→ Material for this task:

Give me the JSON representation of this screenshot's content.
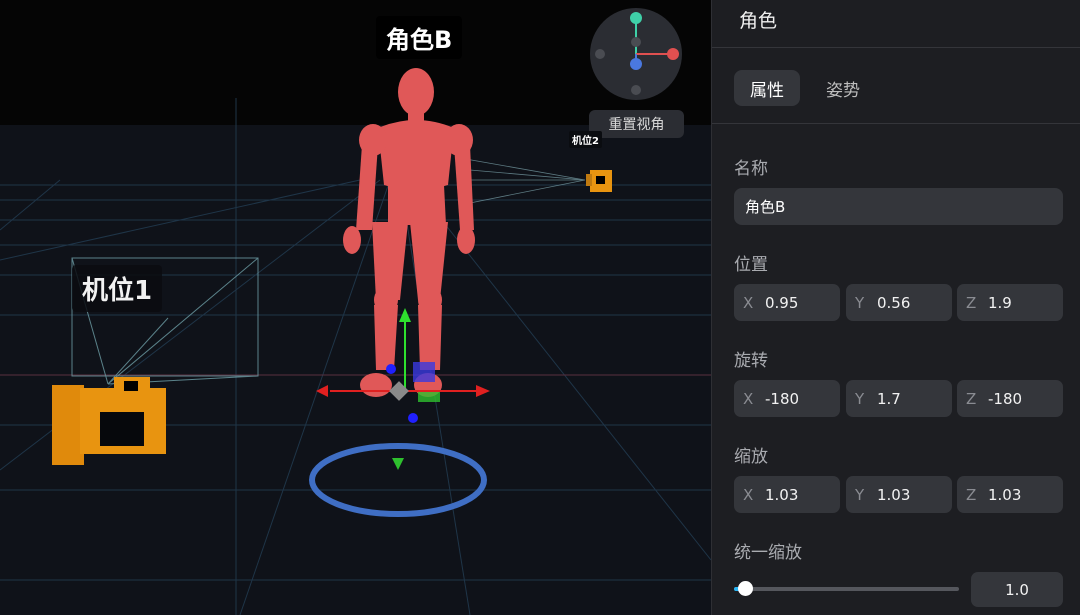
{
  "viewport": {
    "character_label": "角色B",
    "camera1_label": "机位1",
    "camera2_label": "机位2",
    "reset_view_label": "重置视角",
    "colors": {
      "character": "#e05858",
      "camera": "#e89410",
      "selection_ring": "#3f6ec4",
      "grid": "#1f3548"
    }
  },
  "panel": {
    "title": "角色",
    "tabs": [
      {
        "label": "属性",
        "active": true
      },
      {
        "label": "姿势",
        "active": false
      }
    ],
    "name": {
      "label": "名称",
      "value": "角色B"
    },
    "position": {
      "label": "位置",
      "x": "0.95",
      "y": "0.56",
      "z": "1.9"
    },
    "rotation": {
      "label": "旋转",
      "x": "-180",
      "y": "1.7",
      "z": "-180"
    },
    "scale": {
      "label": "缩放",
      "x": "1.03",
      "y": "1.03",
      "z": "1.03"
    },
    "uniform_scale": {
      "label": "统一缩放",
      "value": "1.0",
      "slider_fraction": 0.05
    },
    "axis_labels": {
      "x": "X",
      "y": "Y",
      "z": "Z"
    }
  }
}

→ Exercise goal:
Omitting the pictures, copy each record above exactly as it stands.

→ Your response:
Give me the JSON representation of this screenshot's content.
{
  "viewport": {
    "character_label": "角色B",
    "camera1_label": "机位1",
    "camera2_label": "机位2",
    "reset_view_label": "重置视角",
    "colors": {
      "character": "#e05858",
      "camera": "#e89410",
      "selection_ring": "#3f6ec4",
      "grid": "#1f3548"
    }
  },
  "panel": {
    "title": "角色",
    "tabs": [
      {
        "label": "属性",
        "active": true
      },
      {
        "label": "姿势",
        "active": false
      }
    ],
    "name": {
      "label": "名称",
      "value": "角色B"
    },
    "position": {
      "label": "位置",
      "x": "0.95",
      "y": "0.56",
      "z": "1.9"
    },
    "rotation": {
      "label": "旋转",
      "x": "-180",
      "y": "1.7",
      "z": "-180"
    },
    "scale": {
      "label": "缩放",
      "x": "1.03",
      "y": "1.03",
      "z": "1.03"
    },
    "uniform_scale": {
      "label": "统一缩放",
      "value": "1.0",
      "slider_fraction": 0.05
    },
    "axis_labels": {
      "x": "X",
      "y": "Y",
      "z": "Z"
    }
  }
}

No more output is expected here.